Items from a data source
= = = =
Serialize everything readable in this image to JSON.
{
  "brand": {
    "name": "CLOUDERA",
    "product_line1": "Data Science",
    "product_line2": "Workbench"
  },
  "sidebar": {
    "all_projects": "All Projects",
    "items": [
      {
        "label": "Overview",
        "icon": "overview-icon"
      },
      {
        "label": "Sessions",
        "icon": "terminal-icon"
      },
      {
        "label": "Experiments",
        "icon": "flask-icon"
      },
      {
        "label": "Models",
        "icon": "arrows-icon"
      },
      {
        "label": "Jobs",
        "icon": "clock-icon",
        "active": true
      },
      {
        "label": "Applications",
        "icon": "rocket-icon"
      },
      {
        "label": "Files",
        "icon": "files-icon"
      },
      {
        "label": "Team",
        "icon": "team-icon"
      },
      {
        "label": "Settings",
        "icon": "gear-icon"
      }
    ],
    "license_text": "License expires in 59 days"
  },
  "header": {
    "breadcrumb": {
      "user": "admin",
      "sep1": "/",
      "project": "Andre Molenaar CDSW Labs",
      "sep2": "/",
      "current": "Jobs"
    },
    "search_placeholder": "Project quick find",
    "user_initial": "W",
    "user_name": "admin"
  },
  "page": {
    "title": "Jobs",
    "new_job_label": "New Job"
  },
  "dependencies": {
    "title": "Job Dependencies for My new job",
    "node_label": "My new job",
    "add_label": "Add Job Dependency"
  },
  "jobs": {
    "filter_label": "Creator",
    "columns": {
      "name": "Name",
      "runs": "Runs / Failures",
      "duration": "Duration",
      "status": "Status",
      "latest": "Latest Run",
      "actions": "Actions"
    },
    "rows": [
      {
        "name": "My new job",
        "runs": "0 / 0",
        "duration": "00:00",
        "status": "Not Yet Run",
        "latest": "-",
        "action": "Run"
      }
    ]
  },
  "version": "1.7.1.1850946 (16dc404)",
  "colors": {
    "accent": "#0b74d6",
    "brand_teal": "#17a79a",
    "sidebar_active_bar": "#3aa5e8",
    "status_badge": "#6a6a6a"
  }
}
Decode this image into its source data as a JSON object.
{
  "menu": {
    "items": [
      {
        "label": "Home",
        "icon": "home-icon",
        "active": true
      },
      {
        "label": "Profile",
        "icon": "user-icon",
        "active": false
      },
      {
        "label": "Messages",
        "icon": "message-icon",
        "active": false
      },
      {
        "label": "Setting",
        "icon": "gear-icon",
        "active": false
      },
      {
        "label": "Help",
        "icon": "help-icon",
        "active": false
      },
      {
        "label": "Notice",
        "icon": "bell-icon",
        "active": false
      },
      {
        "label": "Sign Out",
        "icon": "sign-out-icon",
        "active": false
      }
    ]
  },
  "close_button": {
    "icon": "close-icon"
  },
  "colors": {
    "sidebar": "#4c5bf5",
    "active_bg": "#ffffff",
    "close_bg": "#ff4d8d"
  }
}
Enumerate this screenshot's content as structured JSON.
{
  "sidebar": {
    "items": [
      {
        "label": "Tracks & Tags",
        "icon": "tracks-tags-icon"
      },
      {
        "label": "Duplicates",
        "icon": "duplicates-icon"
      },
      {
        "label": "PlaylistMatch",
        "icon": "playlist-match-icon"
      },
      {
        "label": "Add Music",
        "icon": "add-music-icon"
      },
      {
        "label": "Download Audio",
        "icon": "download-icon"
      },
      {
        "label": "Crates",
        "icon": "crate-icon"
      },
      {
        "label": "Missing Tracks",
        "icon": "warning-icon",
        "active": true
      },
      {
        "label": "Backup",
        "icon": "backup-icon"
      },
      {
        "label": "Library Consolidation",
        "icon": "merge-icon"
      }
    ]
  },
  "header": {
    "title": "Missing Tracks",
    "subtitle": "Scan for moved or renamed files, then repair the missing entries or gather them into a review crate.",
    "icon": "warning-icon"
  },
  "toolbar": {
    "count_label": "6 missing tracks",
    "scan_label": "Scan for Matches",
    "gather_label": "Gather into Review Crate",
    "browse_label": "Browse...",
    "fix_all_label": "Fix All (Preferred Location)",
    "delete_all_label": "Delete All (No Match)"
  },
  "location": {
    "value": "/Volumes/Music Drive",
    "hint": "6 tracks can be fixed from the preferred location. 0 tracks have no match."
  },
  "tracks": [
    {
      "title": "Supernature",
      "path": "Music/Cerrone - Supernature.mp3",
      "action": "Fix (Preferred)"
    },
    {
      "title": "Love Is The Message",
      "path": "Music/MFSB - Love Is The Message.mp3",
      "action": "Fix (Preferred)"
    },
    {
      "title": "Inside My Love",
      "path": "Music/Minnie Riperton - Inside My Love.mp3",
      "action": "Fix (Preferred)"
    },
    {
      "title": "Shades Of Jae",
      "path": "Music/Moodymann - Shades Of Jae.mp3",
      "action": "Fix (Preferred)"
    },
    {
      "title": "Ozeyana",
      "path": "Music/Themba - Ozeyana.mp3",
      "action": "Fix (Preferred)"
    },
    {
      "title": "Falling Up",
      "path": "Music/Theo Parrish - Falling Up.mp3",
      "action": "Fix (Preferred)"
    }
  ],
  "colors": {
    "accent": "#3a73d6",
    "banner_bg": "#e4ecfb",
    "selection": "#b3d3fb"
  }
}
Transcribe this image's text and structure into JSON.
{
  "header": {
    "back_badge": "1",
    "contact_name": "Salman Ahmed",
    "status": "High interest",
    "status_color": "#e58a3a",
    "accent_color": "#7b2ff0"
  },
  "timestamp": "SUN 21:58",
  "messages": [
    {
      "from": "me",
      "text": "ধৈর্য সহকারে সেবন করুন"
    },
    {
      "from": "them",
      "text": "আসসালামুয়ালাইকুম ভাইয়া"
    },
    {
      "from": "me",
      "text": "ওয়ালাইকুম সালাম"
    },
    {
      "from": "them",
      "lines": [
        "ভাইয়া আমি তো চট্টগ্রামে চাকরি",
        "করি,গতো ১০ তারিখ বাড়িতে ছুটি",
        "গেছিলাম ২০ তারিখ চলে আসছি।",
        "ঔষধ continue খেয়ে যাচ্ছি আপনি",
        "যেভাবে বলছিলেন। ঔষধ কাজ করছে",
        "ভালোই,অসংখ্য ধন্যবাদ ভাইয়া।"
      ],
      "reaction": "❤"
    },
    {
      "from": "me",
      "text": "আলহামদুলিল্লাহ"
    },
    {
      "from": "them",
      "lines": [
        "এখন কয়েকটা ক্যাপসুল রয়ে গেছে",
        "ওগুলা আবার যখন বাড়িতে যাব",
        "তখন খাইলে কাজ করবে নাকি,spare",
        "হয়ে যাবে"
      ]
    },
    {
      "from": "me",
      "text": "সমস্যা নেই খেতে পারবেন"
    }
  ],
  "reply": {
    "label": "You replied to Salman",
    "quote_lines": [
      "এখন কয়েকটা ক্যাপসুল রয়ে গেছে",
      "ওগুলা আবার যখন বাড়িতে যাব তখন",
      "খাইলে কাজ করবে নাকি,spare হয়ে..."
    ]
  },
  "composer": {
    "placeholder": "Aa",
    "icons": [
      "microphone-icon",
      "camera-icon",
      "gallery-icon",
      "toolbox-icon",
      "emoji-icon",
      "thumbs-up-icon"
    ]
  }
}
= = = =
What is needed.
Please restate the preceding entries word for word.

Expected output.
Serialize everything readable in this image to JSON.
{
  "brand": {
    "name": "CLOUDERA",
    "product_line1": "Data Science",
    "product_line2": "Workbench"
  },
  "sidebar": {
    "all_projects": "All Projects",
    "items": [
      {
        "label": "Overview",
        "icon": "overview-icon"
      },
      {
        "label": "Sessions",
        "icon": "terminal-icon"
      },
      {
        "label": "Experiments",
        "icon": "flask-icon"
      },
      {
        "label": "Models",
        "icon": "arrows-icon"
      },
      {
        "label": "Jobs",
        "icon": "clock-icon",
        "active": true
      },
      {
        "label": "Applications",
        "icon": "rocket-icon"
      },
      {
        "label": "Files",
        "icon": "files-icon"
      },
      {
        "label": "Team",
        "icon": "team-icon"
      },
      {
        "label": "Settings",
        "icon": "gear-icon"
      }
    ],
    "license_text": "License expires in 59 days"
  },
  "header": {
    "breadcrumb": {
      "user": "admin",
      "sep1": "/",
      "project": "Andre Molenaar CDSW Labs",
      "sep2": "/",
      "current": "Jobs"
    },
    "search_placeholder": "Project quick find",
    "user_initial": "W",
    "user_name": "admin"
  },
  "page": {
    "title": "Jobs",
    "new_job_label": "New Job"
  },
  "dependencies": {
    "title": "Job Dependencies for My new job",
    "node_label": "My new job",
    "add_label": "Add Job Dependency"
  },
  "jobs": {
    "filter_label": "Creator",
    "columns": {
      "name": "Name",
      "runs": "Runs / Failures",
      "duration": "Duration",
      "status": "Status",
      "latest": "Latest Run",
      "actions": "Actions"
    },
    "rows": [
      {
        "name": "My new job",
        "runs": "0 / 0",
        "duration": "00:00",
        "status": "Not Yet Run",
        "latest": "-",
        "action": "Run"
      }
    ]
  },
  "version": "1.7.1.1850946 (16dc404)",
  "colors": {
    "accent": "#0b74d6",
    "brand_teal": "#17a79a",
    "sidebar_active_bar": "#3aa5e8",
    "status_badge": "#6a6a6a"
  }
}
Decode this image into its source data as a JSON object.
{
  "menu": {
    "items": [
      {
        "label": "Home",
        "icon": "home-icon",
        "active": true
      },
      {
        "label": "Profile",
        "icon": "user-icon",
        "active": false
      },
      {
        "label": "Messages",
        "icon": "message-icon",
        "active": false
      },
      {
        "label": "Setting",
        "icon": "gear-icon",
        "active": false
      },
      {
        "label": "Help",
        "icon": "help-icon",
        "active": false
      },
      {
        "label": "Notice",
        "icon": "bell-icon",
        "active": false
      },
      {
        "label": "Sign Out",
        "icon": "sign-out-icon",
        "active": false
      }
    ]
  },
  "close_button": {
    "icon": "close-icon"
  },
  "colors": {
    "sidebar": "#4c5bf5",
    "active_bg": "#ffffff",
    "close_bg": "#ff4d8d"
  }
}
Enumerate this screenshot's content as structured JSON.
{
  "sidebar": {
    "items": [
      {
        "label": "Tracks & Tags",
        "icon": "tracks-tags-icon"
      },
      {
        "label": "Duplicates",
        "icon": "duplicates-icon"
      },
      {
        "label": "PlaylistMatch",
        "icon": "playlist-match-icon"
      },
      {
        "label": "Add Music",
        "icon": "add-music-icon"
      },
      {
        "label": "Download Audio",
        "icon": "download-icon"
      },
      {
        "label": "Crates",
        "icon": "crate-icon"
      },
      {
        "label": "Missing Tracks",
        "icon": "warning-icon",
        "active": true
      },
      {
        "label": "Backup",
        "icon": "backup-icon"
      },
      {
        "label": "Library Consolidation",
        "icon": "merge-icon"
      }
    ]
  },
  "header": {
    "title": "Missing Tracks",
    "subtitle": "Scan for moved or renamed files, then repair the missing entries or gather them into a review crate.",
    "icon": "warning-icon"
  },
  "toolbar": {
    "count_label": "6 missing tracks",
    "scan_label": "Scan for Matches",
    "gather_label": "Gather into Review Crate",
    "browse_label": "Browse...",
    "fix_all_label": "Fix All (Preferred Location)",
    "delete_all_label": "Delete All (No Match)"
  },
  "location": {
    "value": "/Volumes/Music Drive",
    "hint": "6 tracks can be fixed from the preferred location. 0 tracks have no match."
  },
  "tracks": [
    {
      "title": "Supernature",
      "path": "Music/Cerrone - Supernature.mp3",
      "action": "Fix (Preferred)"
    },
    {
      "title": "Love Is The Message",
      "path": "Music/MFSB - Love Is The Message.mp3",
      "action": "Fix (Preferred)"
    },
    {
      "title": "Inside My Love",
      "path": "Music/Minnie Riperton - Inside My Love.mp3",
      "action": "Fix (Preferred)"
    },
    {
      "title": "Shades Of Jae",
      "path": "Music/Moodymann - Shades Of Jae.mp3",
      "action": "Fix (Preferred)"
    },
    {
      "title": "Ozeyana",
      "path": "Music/Themba - Ozeyana.mp3",
      "action": "Fix (Preferred)"
    },
    {
      "title": "Falling Up",
      "path": "Music/Theo Parrish - Falling Up.mp3",
      "action": "Fix (Preferred)"
    }
  ],
  "colors": {
    "accent": "#3a73d6",
    "banner_bg": "#e4ecfb",
    "selection": "#b3d3fb"
  }
}
Transcribe this image's text and structure into JSON.
{
  "header": {
    "back_badge": "1",
    "contact_name": "Salman Ahmed",
    "status": "High interest",
    "status_color": "#e58a3a",
    "accent_color": "#7b2ff0"
  },
  "timestamp": "SUN 21:58",
  "messages": [
    {
      "from": "me",
      "text": "ধৈর্য সহকারে সেবন করুন"
    },
    {
      "from": "them",
      "text": "আসসালামুয়ালাইকুম ভাইয়া"
    },
    {
      "from": "me",
      "text": "ওয়ালাইকুম সালাম"
    },
    {
      "from": "them",
      "lines": [
        "ভাইয়া আমি তো চট্টগ্রামে চাকরি",
        "করি,গতো ১০ তারিখ বাড়িতে ছুটি",
        "গেছিলাম ২০ তারিখ চলে আসছি।",
        "ঔষধ continue খেয়ে যাচ্ছি আপনি",
        "যেভাবে বলছিলেন। ঔষধ কাজ করছে",
        "ভালোই,অসংখ্য ধন্যবাদ ভাইয়া।"
      ],
      "reaction": "❤"
    },
    {
      "from": "me",
      "text": "আলহামদুলিল্লাহ"
    },
    {
      "from": "them",
      "lines": [
        "এখন কয়েকটা ক্যাপসুল রয়ে গেছে",
        "ওগুলা আবার যখন বাড়িতে যাব",
        "তখন খাইলে কাজ করবে নাকি,spare",
        "হয়ে যাবে"
      ]
    },
    {
      "from": "me",
      "text": "সমস্যা নেই খেতে পারবেন"
    }
  ],
  "reply": {
    "label": "You replied to Salman",
    "quote_lines": [
      "এখন কয়েকটা ক্যাপসুল রয়ে গেছে",
      "ওগুলা আবার যখন বাড়িতে যাব তখন",
      "খাইলে কাজ করবে নাকি,spare হয়ে..."
    ]
  },
  "composer": {
    "placeholder": "Aa",
    "icons": [
      "microphone-icon",
      "camera-icon",
      "gallery-icon",
      "toolbox-icon",
      "emoji-icon",
      "thumbs-up-icon"
    ]
  }
}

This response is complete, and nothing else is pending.